The move by data-protection authorities from Britain, Germany, France, Italy, Spain, and the Netherlands is the first co-ordinated and formal procedure by EU states against a single company on privacy, underscoring European frustration with Google.

European watchdogs can currently impose only fines below €1m but new EU-wide rules could soon empower them to inflict on companies penalties up to 2 per cent of their global annual turnover.

In Google's case that would add up to about $760m, based on its 2011 revenues. The new rules could be approved by the end of this year by EU lawmakers and member states.

The move comes five months after a probe led byCNIL, the French watchdog representing EU regulators, concluded that Google had failed to give users adequate information about how their personal data were being used across its multiple platforms.

Google responded that its privacy policy respected European law. "We have engaged fully with the data-protection authorities involved throughout this process, and we'll continue to do so going forward," it said in a statement.

The Mountain View-based group has faced intense criticism for its privacy policy since it first moved to merge customer data held across its various services such as Gmail and YouTube, which alone holds the data of more than 1bn users.

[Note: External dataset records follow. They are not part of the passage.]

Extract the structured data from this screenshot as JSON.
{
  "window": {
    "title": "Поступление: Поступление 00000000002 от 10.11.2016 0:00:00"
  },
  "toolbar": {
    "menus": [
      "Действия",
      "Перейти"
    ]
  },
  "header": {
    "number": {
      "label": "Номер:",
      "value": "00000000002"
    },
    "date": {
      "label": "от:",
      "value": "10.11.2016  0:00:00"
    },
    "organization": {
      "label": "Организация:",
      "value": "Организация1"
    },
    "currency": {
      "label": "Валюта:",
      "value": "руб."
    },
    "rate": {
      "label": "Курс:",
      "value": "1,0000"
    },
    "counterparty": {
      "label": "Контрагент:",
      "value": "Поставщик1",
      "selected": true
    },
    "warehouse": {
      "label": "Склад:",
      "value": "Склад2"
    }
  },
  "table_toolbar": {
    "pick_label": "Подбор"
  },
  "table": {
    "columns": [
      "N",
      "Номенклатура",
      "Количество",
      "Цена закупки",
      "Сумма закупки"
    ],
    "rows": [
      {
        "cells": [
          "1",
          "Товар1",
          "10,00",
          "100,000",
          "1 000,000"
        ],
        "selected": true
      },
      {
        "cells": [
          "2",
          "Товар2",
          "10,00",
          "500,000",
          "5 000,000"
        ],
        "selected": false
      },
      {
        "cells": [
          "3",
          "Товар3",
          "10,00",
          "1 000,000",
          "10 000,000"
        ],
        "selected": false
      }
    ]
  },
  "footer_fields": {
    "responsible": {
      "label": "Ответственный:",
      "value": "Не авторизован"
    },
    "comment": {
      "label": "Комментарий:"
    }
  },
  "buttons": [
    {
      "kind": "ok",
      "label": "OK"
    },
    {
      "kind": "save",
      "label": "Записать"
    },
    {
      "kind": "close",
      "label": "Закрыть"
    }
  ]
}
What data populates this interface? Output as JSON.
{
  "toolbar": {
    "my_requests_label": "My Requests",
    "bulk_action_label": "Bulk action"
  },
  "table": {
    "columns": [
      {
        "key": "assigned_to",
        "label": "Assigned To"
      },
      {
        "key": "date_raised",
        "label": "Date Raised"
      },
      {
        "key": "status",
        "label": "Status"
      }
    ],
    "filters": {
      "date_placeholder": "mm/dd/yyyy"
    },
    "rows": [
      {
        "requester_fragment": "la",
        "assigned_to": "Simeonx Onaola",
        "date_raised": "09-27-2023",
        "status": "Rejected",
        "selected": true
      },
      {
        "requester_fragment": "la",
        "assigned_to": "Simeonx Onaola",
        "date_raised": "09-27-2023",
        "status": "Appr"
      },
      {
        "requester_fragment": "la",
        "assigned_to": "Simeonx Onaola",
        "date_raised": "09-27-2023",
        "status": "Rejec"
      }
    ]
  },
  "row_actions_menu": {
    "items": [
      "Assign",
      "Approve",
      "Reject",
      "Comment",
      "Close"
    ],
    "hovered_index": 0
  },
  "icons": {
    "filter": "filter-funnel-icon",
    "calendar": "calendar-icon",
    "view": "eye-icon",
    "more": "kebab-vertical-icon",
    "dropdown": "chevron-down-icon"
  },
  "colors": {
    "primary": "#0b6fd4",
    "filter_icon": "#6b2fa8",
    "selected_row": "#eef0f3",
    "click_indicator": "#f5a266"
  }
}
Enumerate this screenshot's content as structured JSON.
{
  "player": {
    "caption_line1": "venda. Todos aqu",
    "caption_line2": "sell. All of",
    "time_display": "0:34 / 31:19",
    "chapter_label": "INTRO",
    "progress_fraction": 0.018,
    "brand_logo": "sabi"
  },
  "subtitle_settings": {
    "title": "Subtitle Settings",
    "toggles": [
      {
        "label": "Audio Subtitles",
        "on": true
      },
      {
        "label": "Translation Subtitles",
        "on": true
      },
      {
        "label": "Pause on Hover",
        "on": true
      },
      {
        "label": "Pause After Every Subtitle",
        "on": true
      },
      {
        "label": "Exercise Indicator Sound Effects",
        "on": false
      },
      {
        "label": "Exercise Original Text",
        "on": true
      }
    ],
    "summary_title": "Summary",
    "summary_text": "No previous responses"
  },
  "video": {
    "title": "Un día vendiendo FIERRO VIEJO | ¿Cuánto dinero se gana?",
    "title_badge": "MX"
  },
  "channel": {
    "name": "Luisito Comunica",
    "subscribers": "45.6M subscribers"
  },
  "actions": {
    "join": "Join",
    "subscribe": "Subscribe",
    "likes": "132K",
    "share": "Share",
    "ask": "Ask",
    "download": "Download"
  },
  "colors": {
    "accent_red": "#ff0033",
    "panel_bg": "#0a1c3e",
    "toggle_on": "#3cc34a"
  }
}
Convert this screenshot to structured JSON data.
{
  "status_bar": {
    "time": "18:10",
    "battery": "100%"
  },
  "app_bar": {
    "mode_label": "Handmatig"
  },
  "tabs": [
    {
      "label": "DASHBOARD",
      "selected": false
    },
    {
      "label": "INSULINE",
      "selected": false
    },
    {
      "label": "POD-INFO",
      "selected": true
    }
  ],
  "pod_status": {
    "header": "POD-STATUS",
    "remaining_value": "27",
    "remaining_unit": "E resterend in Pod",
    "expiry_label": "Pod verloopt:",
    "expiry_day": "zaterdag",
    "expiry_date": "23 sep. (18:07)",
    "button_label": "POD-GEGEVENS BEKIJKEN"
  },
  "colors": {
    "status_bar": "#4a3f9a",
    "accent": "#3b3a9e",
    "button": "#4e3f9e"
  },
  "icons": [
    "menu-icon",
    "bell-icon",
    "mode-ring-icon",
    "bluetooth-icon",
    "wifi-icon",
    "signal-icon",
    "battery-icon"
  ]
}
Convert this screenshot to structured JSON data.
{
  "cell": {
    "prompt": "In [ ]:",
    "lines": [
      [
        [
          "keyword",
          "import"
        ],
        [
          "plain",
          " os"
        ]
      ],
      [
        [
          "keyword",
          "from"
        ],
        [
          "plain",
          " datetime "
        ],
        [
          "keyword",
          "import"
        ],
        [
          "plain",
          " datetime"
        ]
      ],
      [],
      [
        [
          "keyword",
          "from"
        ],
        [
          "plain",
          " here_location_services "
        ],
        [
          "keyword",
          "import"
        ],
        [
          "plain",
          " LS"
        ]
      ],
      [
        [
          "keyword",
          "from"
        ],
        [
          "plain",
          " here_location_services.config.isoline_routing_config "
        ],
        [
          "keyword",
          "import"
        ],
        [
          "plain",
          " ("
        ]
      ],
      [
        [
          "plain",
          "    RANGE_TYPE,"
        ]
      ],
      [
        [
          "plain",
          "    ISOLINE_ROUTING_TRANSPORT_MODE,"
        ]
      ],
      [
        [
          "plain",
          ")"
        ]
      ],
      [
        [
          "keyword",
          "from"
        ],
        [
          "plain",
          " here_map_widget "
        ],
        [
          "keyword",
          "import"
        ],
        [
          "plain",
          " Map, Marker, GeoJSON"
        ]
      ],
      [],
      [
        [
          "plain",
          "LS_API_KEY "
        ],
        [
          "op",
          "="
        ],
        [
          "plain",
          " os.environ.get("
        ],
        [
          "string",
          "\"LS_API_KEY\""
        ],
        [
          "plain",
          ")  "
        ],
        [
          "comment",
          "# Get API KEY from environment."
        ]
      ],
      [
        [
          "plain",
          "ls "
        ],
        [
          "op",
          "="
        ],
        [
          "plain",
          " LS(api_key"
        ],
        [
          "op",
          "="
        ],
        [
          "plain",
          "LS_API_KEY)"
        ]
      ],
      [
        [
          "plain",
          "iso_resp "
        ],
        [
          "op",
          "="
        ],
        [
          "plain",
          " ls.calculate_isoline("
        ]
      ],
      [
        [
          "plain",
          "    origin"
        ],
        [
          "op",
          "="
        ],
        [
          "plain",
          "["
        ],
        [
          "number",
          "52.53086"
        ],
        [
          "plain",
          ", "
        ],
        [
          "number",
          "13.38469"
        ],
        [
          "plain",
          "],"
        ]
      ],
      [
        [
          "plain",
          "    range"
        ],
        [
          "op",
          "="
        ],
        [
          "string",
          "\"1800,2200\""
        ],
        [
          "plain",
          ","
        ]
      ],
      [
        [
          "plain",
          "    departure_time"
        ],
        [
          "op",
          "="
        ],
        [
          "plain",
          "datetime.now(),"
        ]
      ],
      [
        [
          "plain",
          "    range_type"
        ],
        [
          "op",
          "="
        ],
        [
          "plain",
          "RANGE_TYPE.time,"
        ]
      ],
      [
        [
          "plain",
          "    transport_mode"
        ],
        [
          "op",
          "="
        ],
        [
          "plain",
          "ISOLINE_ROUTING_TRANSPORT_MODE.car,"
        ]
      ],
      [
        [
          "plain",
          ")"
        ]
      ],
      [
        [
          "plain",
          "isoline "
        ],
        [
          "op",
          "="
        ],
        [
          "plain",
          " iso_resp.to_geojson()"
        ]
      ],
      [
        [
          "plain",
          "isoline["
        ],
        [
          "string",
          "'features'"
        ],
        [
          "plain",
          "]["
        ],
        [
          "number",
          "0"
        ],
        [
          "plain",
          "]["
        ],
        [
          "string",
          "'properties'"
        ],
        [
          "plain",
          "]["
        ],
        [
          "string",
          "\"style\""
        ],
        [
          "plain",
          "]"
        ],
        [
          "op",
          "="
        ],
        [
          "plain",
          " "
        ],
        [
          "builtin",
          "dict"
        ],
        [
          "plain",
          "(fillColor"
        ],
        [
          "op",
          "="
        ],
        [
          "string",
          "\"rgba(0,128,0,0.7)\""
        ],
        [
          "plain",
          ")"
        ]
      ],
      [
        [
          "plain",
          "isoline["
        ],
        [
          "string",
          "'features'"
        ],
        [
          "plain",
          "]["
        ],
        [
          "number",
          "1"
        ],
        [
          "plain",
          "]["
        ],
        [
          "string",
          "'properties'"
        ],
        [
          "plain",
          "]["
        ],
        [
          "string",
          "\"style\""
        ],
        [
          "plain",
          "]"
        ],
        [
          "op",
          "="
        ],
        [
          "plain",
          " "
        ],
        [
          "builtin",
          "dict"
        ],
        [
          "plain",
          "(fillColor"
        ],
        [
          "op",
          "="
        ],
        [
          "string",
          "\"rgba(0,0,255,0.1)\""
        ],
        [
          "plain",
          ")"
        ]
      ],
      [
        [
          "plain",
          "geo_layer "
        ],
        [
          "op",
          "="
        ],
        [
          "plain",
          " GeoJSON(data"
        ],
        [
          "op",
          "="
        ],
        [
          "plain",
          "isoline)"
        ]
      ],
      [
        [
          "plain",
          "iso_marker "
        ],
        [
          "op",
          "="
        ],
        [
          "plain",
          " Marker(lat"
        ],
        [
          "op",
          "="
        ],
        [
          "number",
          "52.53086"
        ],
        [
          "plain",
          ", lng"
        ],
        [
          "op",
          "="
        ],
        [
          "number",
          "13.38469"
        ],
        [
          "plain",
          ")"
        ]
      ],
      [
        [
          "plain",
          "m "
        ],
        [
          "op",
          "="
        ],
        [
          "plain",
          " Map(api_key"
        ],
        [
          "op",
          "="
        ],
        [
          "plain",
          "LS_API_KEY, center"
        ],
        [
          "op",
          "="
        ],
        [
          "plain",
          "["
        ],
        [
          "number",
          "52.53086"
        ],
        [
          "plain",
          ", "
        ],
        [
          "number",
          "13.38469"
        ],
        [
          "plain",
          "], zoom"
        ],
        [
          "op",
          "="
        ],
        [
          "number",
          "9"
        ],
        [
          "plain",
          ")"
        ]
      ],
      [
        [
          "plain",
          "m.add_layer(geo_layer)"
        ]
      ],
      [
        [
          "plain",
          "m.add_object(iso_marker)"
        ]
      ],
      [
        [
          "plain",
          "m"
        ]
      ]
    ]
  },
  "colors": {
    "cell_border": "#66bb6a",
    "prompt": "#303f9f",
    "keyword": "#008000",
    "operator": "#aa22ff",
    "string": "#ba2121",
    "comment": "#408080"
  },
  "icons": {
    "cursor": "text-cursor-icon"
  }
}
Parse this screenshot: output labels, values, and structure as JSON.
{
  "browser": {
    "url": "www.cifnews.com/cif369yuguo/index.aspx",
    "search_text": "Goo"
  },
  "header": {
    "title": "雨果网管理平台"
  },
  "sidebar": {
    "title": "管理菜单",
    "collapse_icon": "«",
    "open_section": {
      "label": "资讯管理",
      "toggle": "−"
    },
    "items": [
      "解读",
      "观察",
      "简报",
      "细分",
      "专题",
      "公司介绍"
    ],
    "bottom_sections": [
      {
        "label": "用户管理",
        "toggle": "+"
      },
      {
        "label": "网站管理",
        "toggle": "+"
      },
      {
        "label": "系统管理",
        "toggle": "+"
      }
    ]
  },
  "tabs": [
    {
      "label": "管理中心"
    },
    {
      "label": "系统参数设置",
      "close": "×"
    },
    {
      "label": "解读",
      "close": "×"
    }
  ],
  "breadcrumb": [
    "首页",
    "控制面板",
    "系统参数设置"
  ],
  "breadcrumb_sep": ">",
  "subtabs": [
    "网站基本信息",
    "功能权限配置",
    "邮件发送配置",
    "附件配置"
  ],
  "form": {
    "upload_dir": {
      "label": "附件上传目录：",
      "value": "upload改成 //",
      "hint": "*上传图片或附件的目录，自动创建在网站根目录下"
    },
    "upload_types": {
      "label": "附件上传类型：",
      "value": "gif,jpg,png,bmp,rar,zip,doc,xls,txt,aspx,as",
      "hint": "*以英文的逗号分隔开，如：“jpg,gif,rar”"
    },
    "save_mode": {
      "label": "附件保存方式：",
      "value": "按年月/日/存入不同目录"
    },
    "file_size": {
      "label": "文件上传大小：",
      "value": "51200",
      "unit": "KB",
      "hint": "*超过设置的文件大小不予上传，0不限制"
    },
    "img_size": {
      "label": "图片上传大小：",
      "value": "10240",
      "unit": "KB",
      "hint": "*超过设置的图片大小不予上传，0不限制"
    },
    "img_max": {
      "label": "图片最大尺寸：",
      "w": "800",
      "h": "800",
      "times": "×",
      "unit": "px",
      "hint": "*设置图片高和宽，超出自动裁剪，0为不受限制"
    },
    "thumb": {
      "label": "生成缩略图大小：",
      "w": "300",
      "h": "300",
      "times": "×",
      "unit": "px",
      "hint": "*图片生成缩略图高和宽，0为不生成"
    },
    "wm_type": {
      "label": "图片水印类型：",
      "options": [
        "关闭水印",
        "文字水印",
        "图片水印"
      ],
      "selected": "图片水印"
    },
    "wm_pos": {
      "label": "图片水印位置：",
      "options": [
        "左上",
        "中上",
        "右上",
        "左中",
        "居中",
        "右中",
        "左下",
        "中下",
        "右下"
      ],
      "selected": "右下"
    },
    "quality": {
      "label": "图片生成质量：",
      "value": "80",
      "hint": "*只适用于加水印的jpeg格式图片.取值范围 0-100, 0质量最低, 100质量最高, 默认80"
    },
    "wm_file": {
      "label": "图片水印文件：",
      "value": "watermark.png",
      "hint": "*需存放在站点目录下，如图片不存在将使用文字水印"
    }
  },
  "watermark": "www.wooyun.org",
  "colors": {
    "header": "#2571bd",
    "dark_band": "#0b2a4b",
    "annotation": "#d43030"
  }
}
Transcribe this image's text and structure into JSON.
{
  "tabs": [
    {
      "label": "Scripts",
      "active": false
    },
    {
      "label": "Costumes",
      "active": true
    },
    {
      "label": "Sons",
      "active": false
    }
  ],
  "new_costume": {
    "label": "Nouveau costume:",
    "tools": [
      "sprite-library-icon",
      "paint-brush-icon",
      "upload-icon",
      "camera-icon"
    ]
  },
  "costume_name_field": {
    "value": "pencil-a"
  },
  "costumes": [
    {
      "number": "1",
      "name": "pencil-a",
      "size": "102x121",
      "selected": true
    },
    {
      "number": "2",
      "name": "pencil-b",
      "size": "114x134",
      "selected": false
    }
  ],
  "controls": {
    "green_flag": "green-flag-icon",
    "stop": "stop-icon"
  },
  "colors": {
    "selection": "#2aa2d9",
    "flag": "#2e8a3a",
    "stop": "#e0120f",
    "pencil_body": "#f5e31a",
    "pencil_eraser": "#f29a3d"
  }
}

The US group said its new privacy terms, which combine 60 former policies into one for all its customers, would allow it to provide a better service. Google Now, which provides intuitive updates based on calendar entries, location patterns and e-mails, is one example of a service making use of the new approach.
这家美国集团称,其新版隐私条款将以前的60项政策整合为一项面向所有客户的政策,使其能够提供更好的服务。基于日历条目、位置规律和电子邮件内容提供智能信息提示的Google Now,就是使用这种新政策的服务之一。

The case is being closely watched by several US tech companies and in particular Microsoft, which is currently being investigated by European regulators on issues relating to its online services.